(Beginning of Supplied records)

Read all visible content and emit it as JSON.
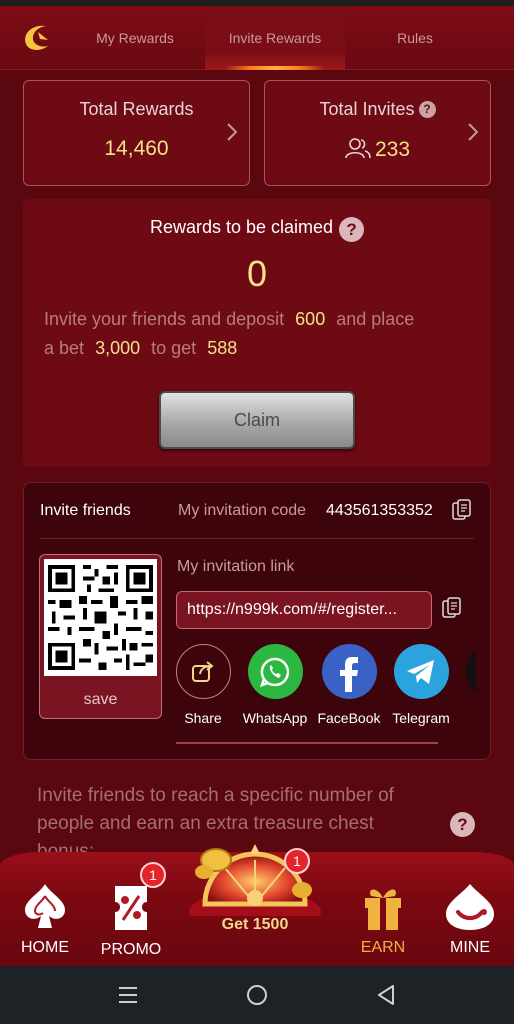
{
  "tabs": {
    "my_rewards": "My Rewards",
    "invite_rewards": "Invite Rewards",
    "rules": "Rules"
  },
  "summary": {
    "total_rewards_label": "Total Rewards",
    "total_rewards_value": "14,460",
    "total_invites_label": "Total Invites",
    "total_invites_value": "233"
  },
  "claim": {
    "title": "Rewards to be claimed",
    "amount": "0",
    "text1": "Invite your friends and deposit",
    "deposit": "600",
    "text2": "and place",
    "text3": "a bet",
    "bet": "3,000",
    "text4": "to get",
    "reward": "588",
    "button": "Claim"
  },
  "invite": {
    "invite_friends": "Invite friends",
    "code_label": "My invitation code",
    "code": "443561353352",
    "link_label": "My invitation link",
    "link": "https://n999k.com/#/register...",
    "save": "save",
    "share": [
      {
        "label": "Share",
        "icon": "share-icon"
      },
      {
        "label": "WhatsApp",
        "icon": "whatsapp-icon"
      },
      {
        "label": "FaceBook",
        "icon": "facebook-icon"
      },
      {
        "label": "Telegram",
        "icon": "telegram-icon"
      }
    ]
  },
  "chest": {
    "text": "Invite friends to reach a specific number of people and earn an extra treasure chest bonus:"
  },
  "nav": {
    "home": "HOME",
    "promo": "PROMO",
    "promo_badge": "1",
    "center": "Get 1500",
    "center_badge": "1",
    "earn": "EARN",
    "mine": "MINE"
  },
  "colors": {
    "background": "#5a0710",
    "accent_gold": "#f6e08a",
    "earn_active": "#f0b340",
    "panel": "#6d0a14"
  }
}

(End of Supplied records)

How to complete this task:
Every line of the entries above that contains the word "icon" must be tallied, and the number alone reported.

Solution below:
4